◆ PROBLEM REQUIREMENTS ◆
Every entry is to be reproduced word for word, but the images are not.

◆ DATA FOR REVIEW ◆
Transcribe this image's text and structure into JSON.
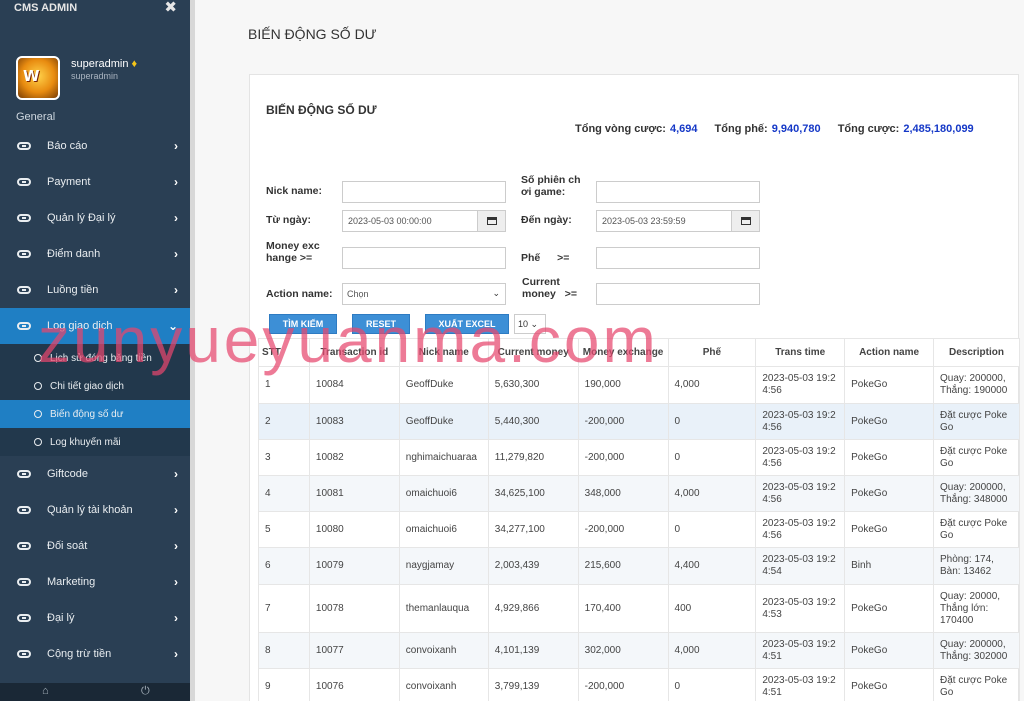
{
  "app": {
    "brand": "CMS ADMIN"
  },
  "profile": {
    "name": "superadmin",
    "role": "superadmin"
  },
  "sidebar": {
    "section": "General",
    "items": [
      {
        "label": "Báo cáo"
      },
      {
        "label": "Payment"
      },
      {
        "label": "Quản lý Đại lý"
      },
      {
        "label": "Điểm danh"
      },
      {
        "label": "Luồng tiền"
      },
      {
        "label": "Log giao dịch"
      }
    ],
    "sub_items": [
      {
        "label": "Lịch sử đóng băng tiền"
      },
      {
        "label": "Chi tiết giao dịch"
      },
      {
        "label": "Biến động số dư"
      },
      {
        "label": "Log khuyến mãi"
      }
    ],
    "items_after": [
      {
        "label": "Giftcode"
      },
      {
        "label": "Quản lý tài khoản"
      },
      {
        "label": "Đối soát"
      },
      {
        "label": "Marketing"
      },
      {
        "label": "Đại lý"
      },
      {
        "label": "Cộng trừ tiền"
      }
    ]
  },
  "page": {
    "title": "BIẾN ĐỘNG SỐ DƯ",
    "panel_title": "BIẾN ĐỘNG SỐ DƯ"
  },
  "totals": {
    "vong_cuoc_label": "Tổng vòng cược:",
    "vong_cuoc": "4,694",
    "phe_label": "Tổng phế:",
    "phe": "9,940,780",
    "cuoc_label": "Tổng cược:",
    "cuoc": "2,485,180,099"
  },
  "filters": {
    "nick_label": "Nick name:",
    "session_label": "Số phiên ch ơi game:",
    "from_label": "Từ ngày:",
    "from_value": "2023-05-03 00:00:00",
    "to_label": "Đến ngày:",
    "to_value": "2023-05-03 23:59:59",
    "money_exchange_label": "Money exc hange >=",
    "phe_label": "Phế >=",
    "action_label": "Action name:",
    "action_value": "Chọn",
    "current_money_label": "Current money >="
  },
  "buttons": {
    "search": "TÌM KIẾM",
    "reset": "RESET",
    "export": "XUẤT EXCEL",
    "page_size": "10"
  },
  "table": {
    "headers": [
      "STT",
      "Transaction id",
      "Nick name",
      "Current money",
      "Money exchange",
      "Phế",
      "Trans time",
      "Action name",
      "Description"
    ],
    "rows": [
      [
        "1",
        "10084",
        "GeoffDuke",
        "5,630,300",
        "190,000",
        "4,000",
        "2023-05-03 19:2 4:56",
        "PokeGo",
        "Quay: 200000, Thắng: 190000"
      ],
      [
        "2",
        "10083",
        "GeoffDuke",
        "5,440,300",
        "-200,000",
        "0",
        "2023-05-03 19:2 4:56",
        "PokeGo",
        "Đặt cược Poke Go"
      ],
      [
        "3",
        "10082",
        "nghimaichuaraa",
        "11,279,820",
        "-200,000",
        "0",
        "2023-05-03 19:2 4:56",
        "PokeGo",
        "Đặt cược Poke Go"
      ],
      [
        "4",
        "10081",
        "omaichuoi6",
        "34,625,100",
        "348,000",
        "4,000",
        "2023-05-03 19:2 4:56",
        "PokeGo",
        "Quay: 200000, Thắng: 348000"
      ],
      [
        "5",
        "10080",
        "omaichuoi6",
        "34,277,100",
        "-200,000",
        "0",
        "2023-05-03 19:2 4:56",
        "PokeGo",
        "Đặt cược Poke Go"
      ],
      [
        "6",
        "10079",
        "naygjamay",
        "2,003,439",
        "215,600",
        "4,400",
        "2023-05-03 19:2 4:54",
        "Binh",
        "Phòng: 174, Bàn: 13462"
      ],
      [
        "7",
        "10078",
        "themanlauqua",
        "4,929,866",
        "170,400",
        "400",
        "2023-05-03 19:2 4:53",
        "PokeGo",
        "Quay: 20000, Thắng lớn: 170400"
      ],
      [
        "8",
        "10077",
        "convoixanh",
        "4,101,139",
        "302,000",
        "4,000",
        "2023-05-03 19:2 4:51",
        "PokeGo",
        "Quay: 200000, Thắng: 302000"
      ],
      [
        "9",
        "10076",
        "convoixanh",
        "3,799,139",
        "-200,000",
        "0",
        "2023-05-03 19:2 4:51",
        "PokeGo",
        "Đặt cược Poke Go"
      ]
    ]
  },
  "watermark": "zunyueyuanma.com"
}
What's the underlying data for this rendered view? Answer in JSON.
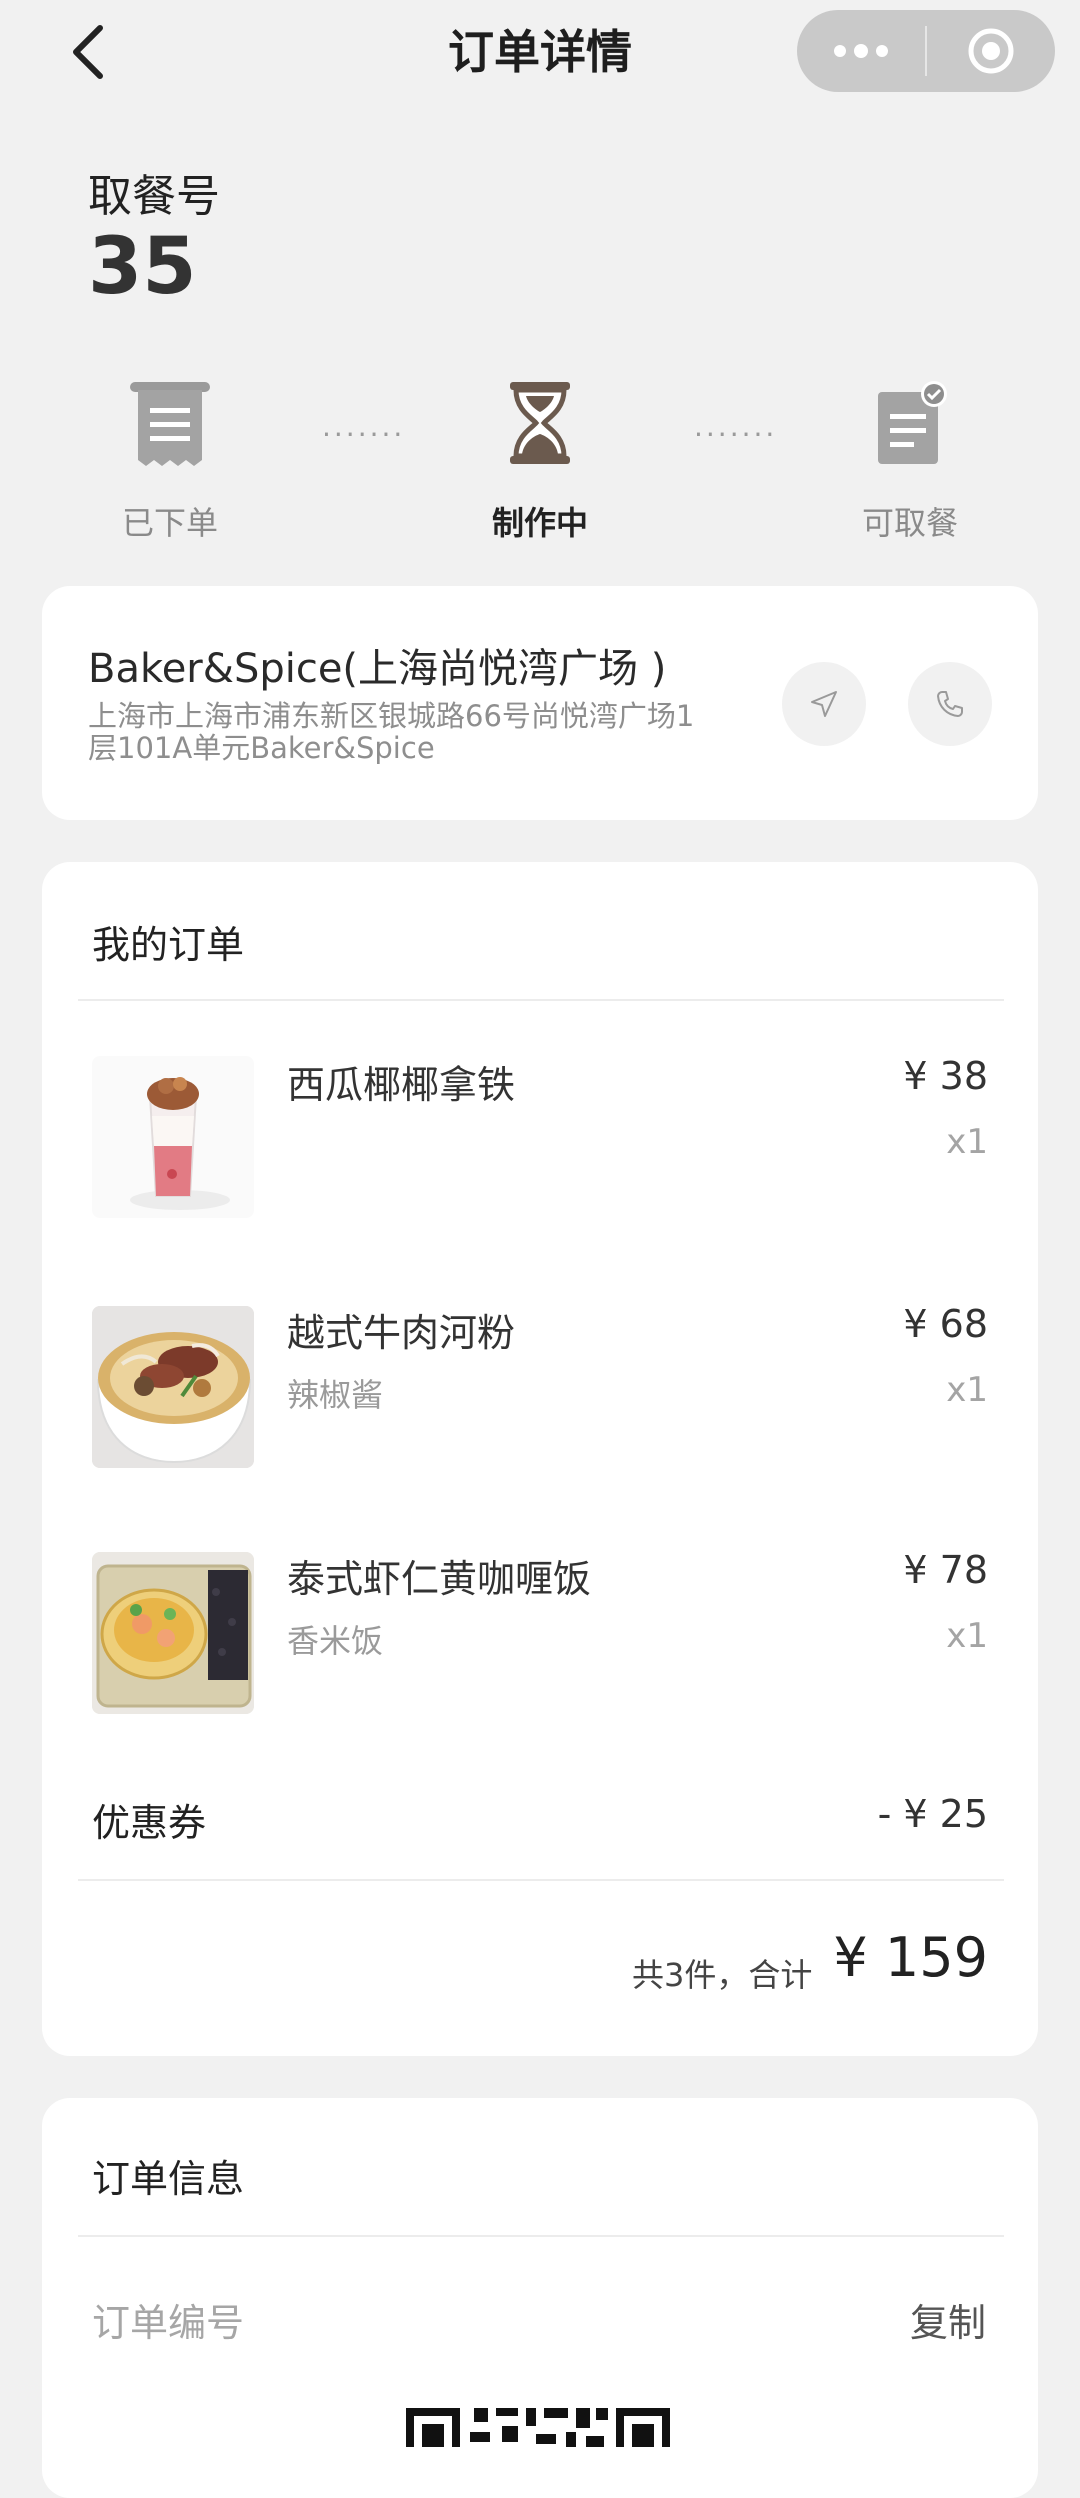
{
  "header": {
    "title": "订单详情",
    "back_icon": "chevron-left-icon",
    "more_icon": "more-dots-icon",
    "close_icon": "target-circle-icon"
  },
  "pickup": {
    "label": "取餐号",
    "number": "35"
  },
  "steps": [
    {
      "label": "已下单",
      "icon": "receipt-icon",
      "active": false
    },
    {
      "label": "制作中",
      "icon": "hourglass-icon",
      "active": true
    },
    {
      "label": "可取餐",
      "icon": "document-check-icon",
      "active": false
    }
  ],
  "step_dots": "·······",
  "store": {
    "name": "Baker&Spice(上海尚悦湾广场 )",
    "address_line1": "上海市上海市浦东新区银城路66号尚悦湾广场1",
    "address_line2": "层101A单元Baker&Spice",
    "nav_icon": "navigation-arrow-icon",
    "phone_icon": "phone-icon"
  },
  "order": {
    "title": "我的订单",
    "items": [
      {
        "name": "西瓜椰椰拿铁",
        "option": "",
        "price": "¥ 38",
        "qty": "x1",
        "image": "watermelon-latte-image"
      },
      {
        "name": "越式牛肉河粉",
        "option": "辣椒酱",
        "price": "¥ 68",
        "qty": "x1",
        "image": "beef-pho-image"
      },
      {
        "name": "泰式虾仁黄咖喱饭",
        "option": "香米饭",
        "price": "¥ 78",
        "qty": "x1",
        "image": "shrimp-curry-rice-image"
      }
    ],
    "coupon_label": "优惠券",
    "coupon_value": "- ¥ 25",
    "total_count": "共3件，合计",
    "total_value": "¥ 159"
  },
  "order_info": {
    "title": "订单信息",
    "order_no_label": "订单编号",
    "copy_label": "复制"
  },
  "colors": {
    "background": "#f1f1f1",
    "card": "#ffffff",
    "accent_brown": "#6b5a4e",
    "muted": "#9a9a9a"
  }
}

◆ ANSWER TO THIS EXERCISE ◆
Transcribe this image's text and structure into JSON.
{
  "app": {
    "brand": "CMS ADMIN"
  },
  "profile": {
    "name": "superadmin",
    "role": "superadmin"
  },
  "sidebar": {
    "section": "General",
    "items": [
      {
        "label": "Báo cáo"
      },
      {
        "label": "Payment"
      },
      {
        "label": "Quản lý Đại lý"
      },
      {
        "label": "Điểm danh"
      },
      {
        "label": "Luồng tiền"
      },
      {
        "label": "Log giao dịch"
      }
    ],
    "sub_items": [
      {
        "label": "Lịch sử đóng băng tiền"
      },
      {
        "label": "Chi tiết giao dịch"
      },
      {
        "label": "Biến động số dư"
      },
      {
        "label": "Log khuyến mãi"
      }
    ],
    "items_after": [
      {
        "label": "Giftcode"
      },
      {
        "label": "Quản lý tài khoản"
      },
      {
        "label": "Đối soát"
      },
      {
        "label": "Marketing"
      },
      {
        "label": "Đại lý"
      },
      {
        "label": "Cộng trừ tiền"
      }
    ]
  },
  "page": {
    "title": "BIẾN ĐỘNG SỐ DƯ",
    "panel_title": "BIẾN ĐỘNG SỐ DƯ"
  },
  "totals": {
    "vong_cuoc_label": "Tổng vòng cược:",
    "vong_cuoc": "4,694",
    "phe_label": "Tổng phế:",
    "phe": "9,940,780",
    "cuoc_label": "Tổng cược:",
    "cuoc": "2,485,180,099"
  },
  "filters": {
    "nick_label": "Nick name:",
    "session_label": "Số phiên ch ơi game:",
    "from_label": "Từ ngày:",
    "from_value": "2023-05-03 00:00:00",
    "to_label": "Đến ngày:",
    "to_value": "2023-05-03 23:59:59",
    "money_exchange_label": "Money exc hange >=",
    "phe_label": "Phế >=",
    "action_label": "Action name:",
    "action_value": "Chọn",
    "current_money_label": "Current money >="
  },
  "buttons": {
    "search": "TÌM KIẾM",
    "reset": "RESET",
    "export": "XUẤT EXCEL",
    "page_size": "10"
  },
  "table": {
    "headers": [
      "STT",
      "Transaction id",
      "Nick name",
      "Current money",
      "Money exchange",
      "Phế",
      "Trans time",
      "Action name",
      "Description"
    ],
    "rows": [
      [
        "1",
        "10084",
        "GeoffDuke",
        "5,630,300",
        "190,000",
        "4,000",
        "2023-05-03 19:2 4:56",
        "PokeGo",
        "Quay: 200000, Thắng: 190000"
      ],
      [
        "2",
        "10083",
        "GeoffDuke",
        "5,440,300",
        "-200,000",
        "0",
        "2023-05-03 19:2 4:56",
        "PokeGo",
        "Đặt cược Poke Go"
      ],
      [
        "3",
        "10082",
        "nghimaichuaraa",
        "11,279,820",
        "-200,000",
        "0",
        "2023-05-03 19:2 4:56",
        "PokeGo",
        "Đặt cược Poke Go"
      ],
      [
        "4",
        "10081",
        "omaichuoi6",
        "34,625,100",
        "348,000",
        "4,000",
        "2023-05-03 19:2 4:56",
        "PokeGo",
        "Quay: 200000, Thắng: 348000"
      ],
      [
        "5",
        "10080",
        "omaichuoi6",
        "34,277,100",
        "-200,000",
        "0",
        "2023-05-03 19:2 4:56",
        "PokeGo",
        "Đặt cược Poke Go"
      ],
      [
        "6",
        "10079",
        "naygjamay",
        "2,003,439",
        "215,600",
        "4,400",
        "2023-05-03 19:2 4:54",
        "Binh",
        "Phòng: 174, Bàn: 13462"
      ],
      [
        "7",
        "10078",
        "themanlauqua",
        "4,929,866",
        "170,400",
        "400",
        "2023-05-03 19:2 4:53",
        "PokeGo",
        "Quay: 20000, Thắng lớn: 170400"
      ],
      [
        "8",
        "10077",
        "convoixanh",
        "4,101,139",
        "302,000",
        "4,000",
        "2023-05-03 19:2 4:51",
        "PokeGo",
        "Quay: 200000, Thắng: 302000"
      ],
      [
        "9",
        "10076",
        "convoixanh",
        "3,799,139",
        "-200,000",
        "0",
        "2023-05-03 19:2 4:51",
        "PokeGo",
        "Đặt cược Poke Go"
      ]
    ]
  },
  "watermark": "zunyueyuanma.com"
}
What's the underlying data for this rendered view? Answer in JSON.
{
  "header": {
    "title": "订单详情",
    "back_icon": "chevron-left-icon",
    "more_icon": "more-dots-icon",
    "close_icon": "target-circle-icon"
  },
  "pickup": {
    "label": "取餐号",
    "number": "35"
  },
  "steps": [
    {
      "label": "已下单",
      "icon": "receipt-icon",
      "active": false
    },
    {
      "label": "制作中",
      "icon": "hourglass-icon",
      "active": true
    },
    {
      "label": "可取餐",
      "icon": "document-check-icon",
      "active": false
    }
  ],
  "step_dots": "·······",
  "store": {
    "name": "Baker&Spice(上海尚悦湾广场 )",
    "address_line1": "上海市上海市浦东新区银城路66号尚悦湾广场1",
    "address_line2": "层101A单元Baker&Spice",
    "nav_icon": "navigation-arrow-icon",
    "phone_icon": "phone-icon"
  },
  "order": {
    "title": "我的订单",
    "items": [
      {
        "name": "西瓜椰椰拿铁",
        "option": "",
        "price": "¥ 38",
        "qty": "x1",
        "image": "watermelon-latte-image"
      },
      {
        "name": "越式牛肉河粉",
        "option": "辣椒酱",
        "price": "¥ 68",
        "qty": "x1",
        "image": "beef-pho-image"
      },
      {
        "name": "泰式虾仁黄咖喱饭",
        "option": "香米饭",
        "price": "¥ 78",
        "qty": "x1",
        "image": "shrimp-curry-rice-image"
      }
    ],
    "coupon_label": "优惠券",
    "coupon_value": "- ¥ 25",
    "total_count": "共3件，合计",
    "total_value": "¥ 159"
  },
  "order_info": {
    "title": "订单信息",
    "order_no_label": "订单编号",
    "copy_label": "复制"
  },
  "colors": {
    "background": "#f1f1f1",
    "card": "#ffffff",
    "accent_brown": "#6b5a4e",
    "muted": "#9a9a9a"
  }
}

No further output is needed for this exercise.